Why it matters: The ballot measure, which overturned a Jim Crow-era law and passed with nearly 65% of the vote, will enfranchise more people at once than any single initiative since the Voting Rights Act of 1965. This new voting bloc has the potential to shift the makeup of the country’s largest battleground state, where razor-thin margins often play a deciding role in presidential elections.

Background: The measure's passage set off a partisan debate about how and when the measure will be implemented. The amendment says that “voting rights shall be restored upon completion of all terms of sentence including parole or probation.”

  • However, it’s still unclear what "all terms" means. Some say former felons could be required to repay all fines and fees connected to their sentence, per local reports.
  • Republicans leaders like Gov.-elect Ron DeSantis, who oppose the measure, told the Palm Beach Post in December that it should be delayed because clarification is needed from the state legislature — which doesn't meet until March.
  • But civil and voting rights organizations argue that the initiative can go into effect without enforcement, and that critics are trying to thwart the will of voters. The American Civil Liberties Union also vowed to take legal action against efforts to undercut the measure.

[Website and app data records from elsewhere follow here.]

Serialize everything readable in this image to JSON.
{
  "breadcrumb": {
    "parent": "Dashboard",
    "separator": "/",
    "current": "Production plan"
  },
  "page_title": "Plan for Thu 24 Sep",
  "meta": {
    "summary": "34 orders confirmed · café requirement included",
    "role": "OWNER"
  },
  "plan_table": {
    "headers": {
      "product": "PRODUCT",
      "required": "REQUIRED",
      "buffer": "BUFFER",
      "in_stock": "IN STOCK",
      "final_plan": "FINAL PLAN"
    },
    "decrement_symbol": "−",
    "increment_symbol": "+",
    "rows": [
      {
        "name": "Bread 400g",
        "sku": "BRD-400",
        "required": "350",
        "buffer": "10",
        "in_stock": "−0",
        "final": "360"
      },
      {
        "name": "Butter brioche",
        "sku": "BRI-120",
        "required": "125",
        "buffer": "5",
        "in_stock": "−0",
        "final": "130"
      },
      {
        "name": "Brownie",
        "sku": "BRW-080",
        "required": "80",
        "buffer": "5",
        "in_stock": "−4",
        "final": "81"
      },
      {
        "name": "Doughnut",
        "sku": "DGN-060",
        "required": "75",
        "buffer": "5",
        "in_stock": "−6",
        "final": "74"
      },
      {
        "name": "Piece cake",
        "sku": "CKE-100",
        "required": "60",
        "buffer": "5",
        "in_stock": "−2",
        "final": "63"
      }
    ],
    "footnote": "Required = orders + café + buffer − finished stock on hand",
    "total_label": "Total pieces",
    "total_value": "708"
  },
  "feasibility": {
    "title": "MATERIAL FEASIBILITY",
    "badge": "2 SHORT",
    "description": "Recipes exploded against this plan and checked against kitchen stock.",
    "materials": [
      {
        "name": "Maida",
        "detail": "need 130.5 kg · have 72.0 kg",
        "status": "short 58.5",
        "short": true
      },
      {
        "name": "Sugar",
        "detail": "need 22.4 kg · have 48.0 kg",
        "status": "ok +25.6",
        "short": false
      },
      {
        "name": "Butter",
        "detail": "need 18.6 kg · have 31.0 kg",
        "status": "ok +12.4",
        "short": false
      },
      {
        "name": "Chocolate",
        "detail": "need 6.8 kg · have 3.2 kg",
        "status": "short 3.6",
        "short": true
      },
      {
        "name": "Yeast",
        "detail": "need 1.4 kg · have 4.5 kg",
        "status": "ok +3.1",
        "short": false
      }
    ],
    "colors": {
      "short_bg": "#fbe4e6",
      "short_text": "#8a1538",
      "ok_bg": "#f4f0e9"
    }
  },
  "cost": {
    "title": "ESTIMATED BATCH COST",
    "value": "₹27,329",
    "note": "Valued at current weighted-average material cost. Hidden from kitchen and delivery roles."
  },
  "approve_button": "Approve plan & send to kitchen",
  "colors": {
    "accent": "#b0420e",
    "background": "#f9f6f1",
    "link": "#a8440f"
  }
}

Meanwhile, the Florida Rights Restoration Coalition, the grassroots group that championed the push, is orchestrating a voter education campaign to ensure that newly enfranchised Floridians exercise their voting rights.

A tweet previously embedded here has been deleted or was tweeted from an account that has been suspended or deleted.

The big picture: Only three states — Iowa, Virginia and Kentucky — continue to constitutionally prohibit ex-felons from voting unless the governor approves a clemency plea. 

  • Before the new policy went into effect, felony disenfranchisement laws affected about 6 million people nationally, according to the Sentencing Project. Florida had the most stringent laws, banning more people from voting than any other state.

Go deeper:

Go deeper

California governor declares drought emergency in most counties

A sign in April on the outskirts of Buttonwillow in California's Kern County, one of the top agriculture producing counties in the San Joaquin Valley, after historically low winter rainfall. Photo: Frederic J. Brown/AFP via Getty Images

California Gov. Gavin Newsom (D) extended a drought emergency declaration to cover 41 of the state's 58 counties on Monday.

Why it matters: Most of California and the American West are experiencing an "extreme" or "exceptional" drought, per the U.S. Drought Monitor. Newsom and other officials are concerned California could experience a repeat of the catastrophic 2020 wildfire season.

3 hours ago - World

Jerusalem crisis escalates after Hamas and Israel trade rocket fire

Israeli air strikes in the southern Gaza Strip on May 10. Photo: Said Khatib/AFP via Getty Images

Nine children were among 20 Palestinians killed in Israeli airstrikes after Hamas fired dozens of rockets at Jerusalem for the first time since 2014 Monday, per AP and Reuters.

The big picture: The rockets come after escalating violence in Jerusalem has injured 250 Palestinians and several Israeli police officers during protests over the planned evictions of Palestinian families from their homes that began Friday.

Pelosi's Republican playbook

Illustration: Aïda Amer/Axios

As Republicans fight among themselves, House Speaker Nancy Pelosi (D-Calif.) is showing the myriad ways she deals with the GOP herself.

Between the lines: We've seen Pelosi cut opponents off at the knees, like she did with President Trump, or pretend to forget their names, as she did to Sen. Ron Johnson (R-Wis.). Now she's feeding oppo research against her House counterpart, Minority Leader Kevin McCarthy (R-Calif.), so others can use the same harsh rhetoric to frame the Republicans as the party of dysfunction.